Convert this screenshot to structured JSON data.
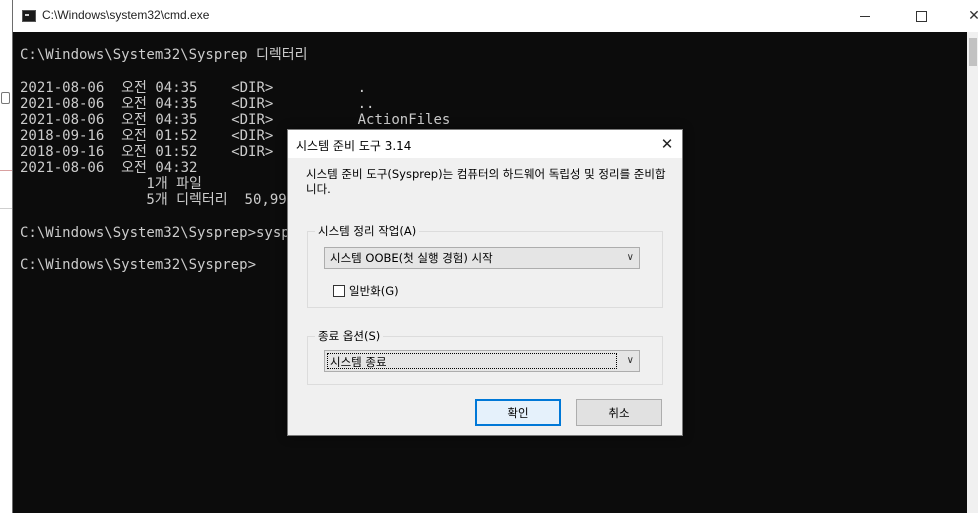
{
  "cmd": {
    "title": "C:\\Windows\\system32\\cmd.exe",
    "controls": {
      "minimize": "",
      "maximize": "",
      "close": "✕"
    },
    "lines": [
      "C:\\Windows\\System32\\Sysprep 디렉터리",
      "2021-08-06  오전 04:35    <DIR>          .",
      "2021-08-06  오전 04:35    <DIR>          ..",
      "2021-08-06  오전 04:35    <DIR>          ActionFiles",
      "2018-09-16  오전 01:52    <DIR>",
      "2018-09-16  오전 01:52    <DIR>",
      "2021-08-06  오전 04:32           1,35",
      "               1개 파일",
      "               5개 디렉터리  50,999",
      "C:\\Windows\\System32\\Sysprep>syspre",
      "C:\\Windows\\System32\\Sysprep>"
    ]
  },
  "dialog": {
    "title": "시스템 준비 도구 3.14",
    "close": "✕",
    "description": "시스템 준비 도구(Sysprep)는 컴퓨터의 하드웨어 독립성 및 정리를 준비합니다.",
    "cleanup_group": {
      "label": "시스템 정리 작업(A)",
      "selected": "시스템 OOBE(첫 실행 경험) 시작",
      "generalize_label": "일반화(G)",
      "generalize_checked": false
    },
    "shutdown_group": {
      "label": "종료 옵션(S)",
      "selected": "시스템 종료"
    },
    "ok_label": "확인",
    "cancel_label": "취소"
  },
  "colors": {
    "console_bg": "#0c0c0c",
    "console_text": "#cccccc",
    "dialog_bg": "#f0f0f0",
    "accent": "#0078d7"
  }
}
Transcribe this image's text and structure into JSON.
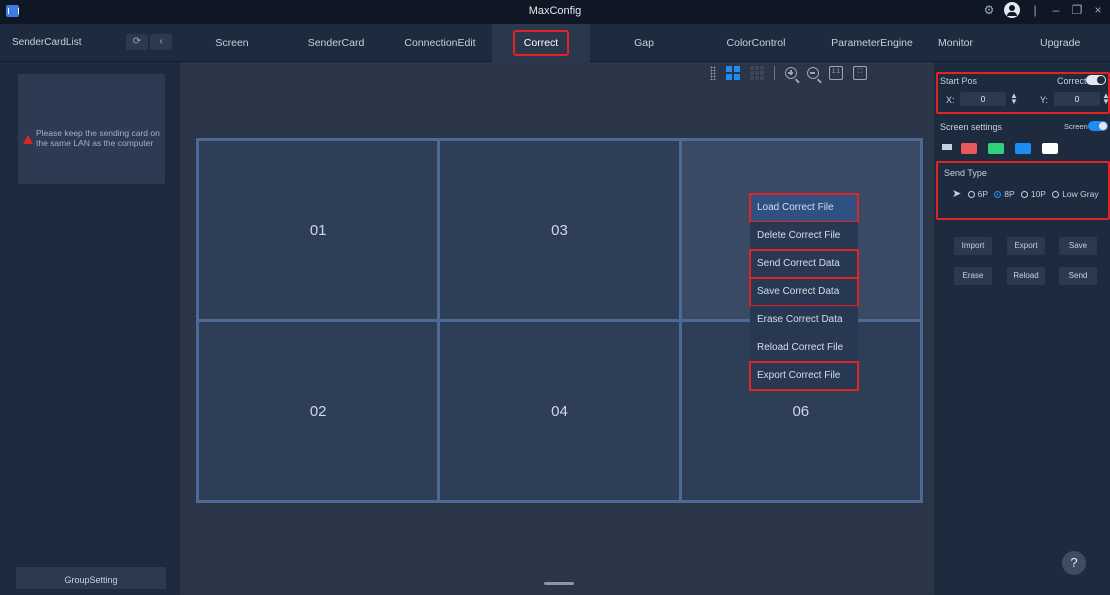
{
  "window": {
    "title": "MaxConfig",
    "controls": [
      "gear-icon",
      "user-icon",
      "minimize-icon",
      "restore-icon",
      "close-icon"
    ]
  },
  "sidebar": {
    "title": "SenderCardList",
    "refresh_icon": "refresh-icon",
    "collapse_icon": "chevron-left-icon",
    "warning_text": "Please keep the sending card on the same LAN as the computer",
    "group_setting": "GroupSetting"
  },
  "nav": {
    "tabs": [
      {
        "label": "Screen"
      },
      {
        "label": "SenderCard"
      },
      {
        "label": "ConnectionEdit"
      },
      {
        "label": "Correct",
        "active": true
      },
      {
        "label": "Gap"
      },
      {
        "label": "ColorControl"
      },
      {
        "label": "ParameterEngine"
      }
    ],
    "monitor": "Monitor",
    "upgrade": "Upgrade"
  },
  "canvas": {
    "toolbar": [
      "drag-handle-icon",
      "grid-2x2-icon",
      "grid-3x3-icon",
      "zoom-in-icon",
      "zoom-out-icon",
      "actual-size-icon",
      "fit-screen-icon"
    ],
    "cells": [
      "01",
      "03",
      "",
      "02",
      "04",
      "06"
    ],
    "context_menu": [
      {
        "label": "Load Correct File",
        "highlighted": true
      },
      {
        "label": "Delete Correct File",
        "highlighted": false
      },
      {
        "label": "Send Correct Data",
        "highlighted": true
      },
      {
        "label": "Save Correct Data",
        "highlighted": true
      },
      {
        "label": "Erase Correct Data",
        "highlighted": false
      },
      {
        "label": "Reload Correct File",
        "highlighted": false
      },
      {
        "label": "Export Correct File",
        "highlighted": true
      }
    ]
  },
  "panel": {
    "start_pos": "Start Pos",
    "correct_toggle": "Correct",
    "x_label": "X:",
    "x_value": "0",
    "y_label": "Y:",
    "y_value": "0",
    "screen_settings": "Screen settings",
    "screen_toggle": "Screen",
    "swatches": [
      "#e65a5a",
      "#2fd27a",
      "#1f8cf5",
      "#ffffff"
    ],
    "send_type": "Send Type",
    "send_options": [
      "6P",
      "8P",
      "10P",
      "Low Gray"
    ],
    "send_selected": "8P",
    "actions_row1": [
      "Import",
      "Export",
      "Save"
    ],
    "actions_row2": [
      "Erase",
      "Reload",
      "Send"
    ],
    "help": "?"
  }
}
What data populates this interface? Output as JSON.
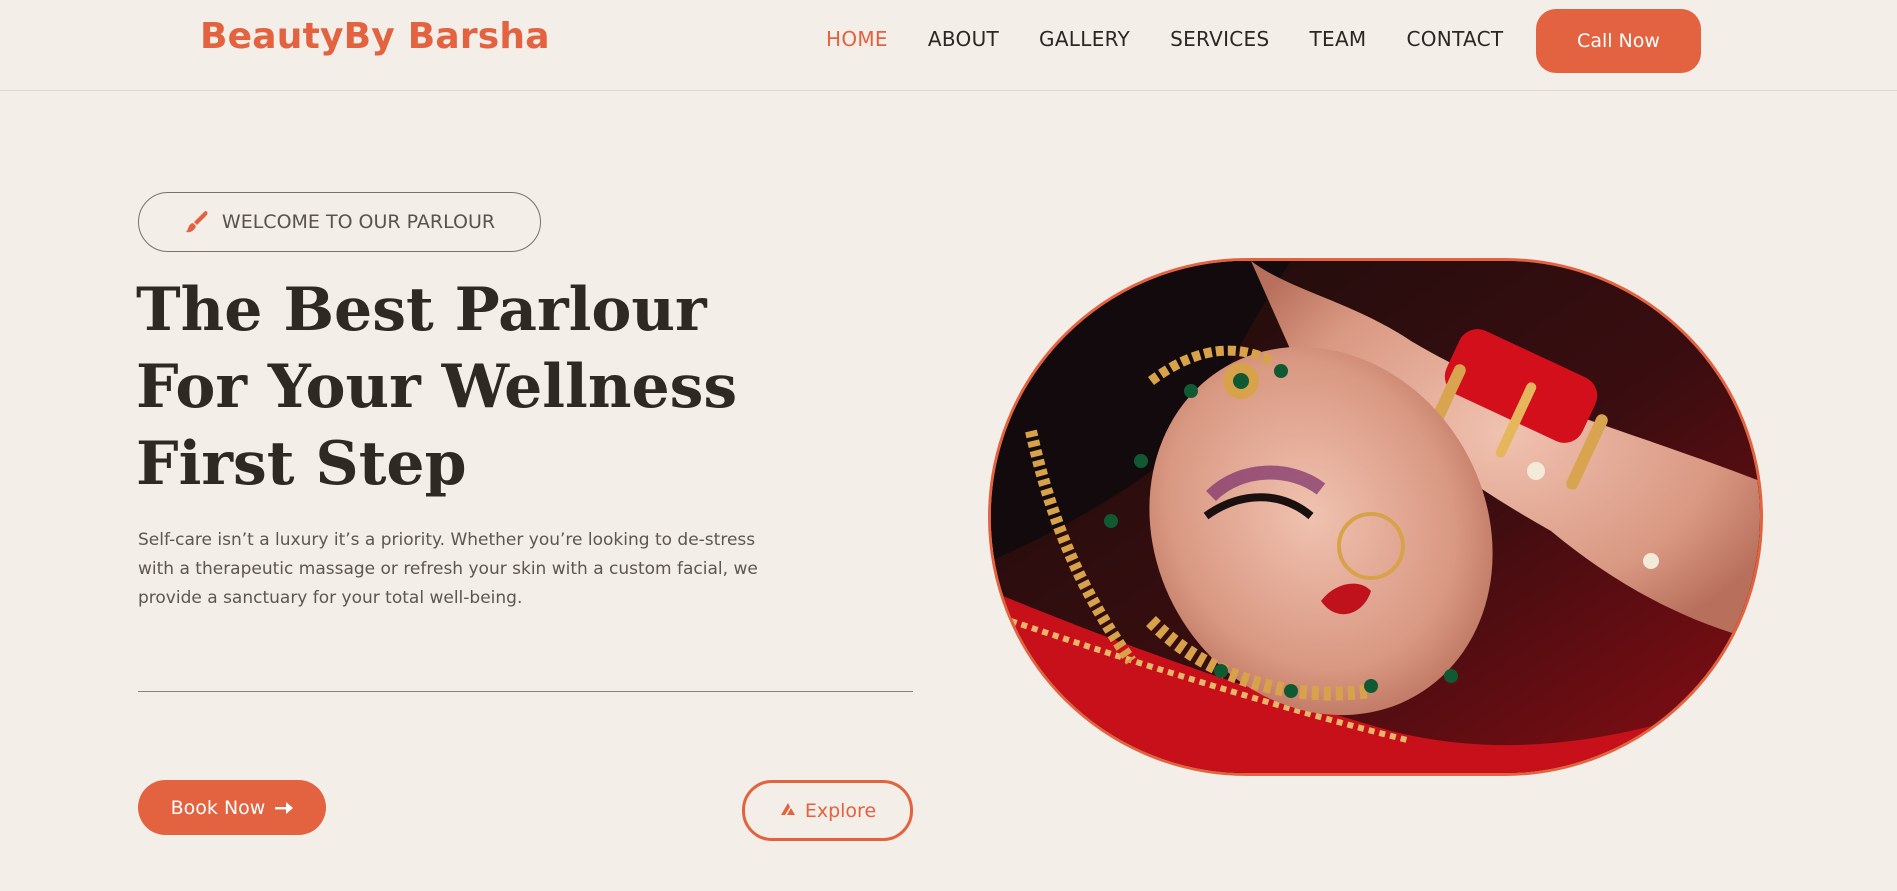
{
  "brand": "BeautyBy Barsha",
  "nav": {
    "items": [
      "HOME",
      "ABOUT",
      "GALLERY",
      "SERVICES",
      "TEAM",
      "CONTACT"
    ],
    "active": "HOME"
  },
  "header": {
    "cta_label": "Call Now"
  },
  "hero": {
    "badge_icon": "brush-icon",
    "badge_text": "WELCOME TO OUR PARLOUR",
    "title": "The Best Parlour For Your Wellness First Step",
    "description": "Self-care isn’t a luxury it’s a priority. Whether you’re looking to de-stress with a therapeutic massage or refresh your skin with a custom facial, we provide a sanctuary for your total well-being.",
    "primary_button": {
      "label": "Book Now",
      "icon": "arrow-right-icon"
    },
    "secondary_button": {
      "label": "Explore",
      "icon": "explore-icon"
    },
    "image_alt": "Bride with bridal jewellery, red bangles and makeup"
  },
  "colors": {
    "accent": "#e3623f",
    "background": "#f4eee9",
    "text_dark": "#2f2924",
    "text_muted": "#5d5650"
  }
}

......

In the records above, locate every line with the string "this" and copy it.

Convert this screenshot to structured JSON data.
Transcribe this image's text and structure into JSON.
What data populates this interface? Output as JSON.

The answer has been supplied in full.